Work order: Where an entry contains a picture, omit the picture and repeat the rest exactly.

Working data:
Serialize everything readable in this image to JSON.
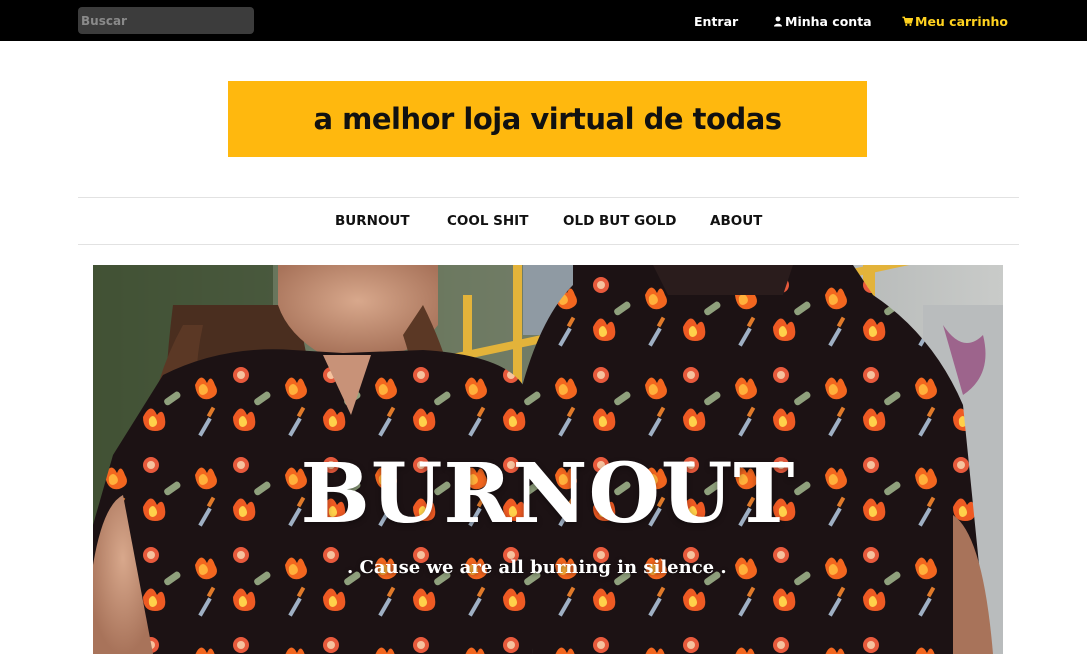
{
  "topbar": {
    "search_placeholder": "Buscar",
    "login_label": "Entrar",
    "account_label": "Minha conta",
    "account_icon": "user-icon",
    "cart_label": "Meu carrinho",
    "cart_icon": "cart-icon",
    "cart_color": "#ffd21f"
  },
  "banner": {
    "text": "a melhor loja virtual de todas",
    "color": "#ffb80e"
  },
  "nav": {
    "items": [
      {
        "label": "BURNOUT"
      },
      {
        "label": "COOL SHIT"
      },
      {
        "label": "OLD BUT GOLD"
      },
      {
        "label": "ABOUT"
      }
    ]
  },
  "hero": {
    "title": "BURNOUT",
    "subtitle": ". Cause we are all burning in silence .",
    "shirt_color": "#1c1214"
  }
}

Response:
Serialize everything readable in this image to JSON.
{
  "topbar": {
    "search_placeholder": "Buscar",
    "login_label": "Entrar",
    "account_label": "Minha conta",
    "account_icon": "user-icon",
    "cart_label": "Meu carrinho",
    "cart_icon": "cart-icon",
    "cart_color": "#ffd21f"
  },
  "banner": {
    "text": "a melhor loja virtual de todas",
    "color": "#ffb80e"
  },
  "nav": {
    "items": [
      {
        "label": "BURNOUT"
      },
      {
        "label": "COOL SHIT"
      },
      {
        "label": "OLD BUT GOLD"
      },
      {
        "label": "ABOUT"
      }
    ]
  },
  "hero": {
    "title": "BURNOUT",
    "subtitle": ". Cause we are all burning in silence .",
    "shirt_color": "#1c1214"
  }
}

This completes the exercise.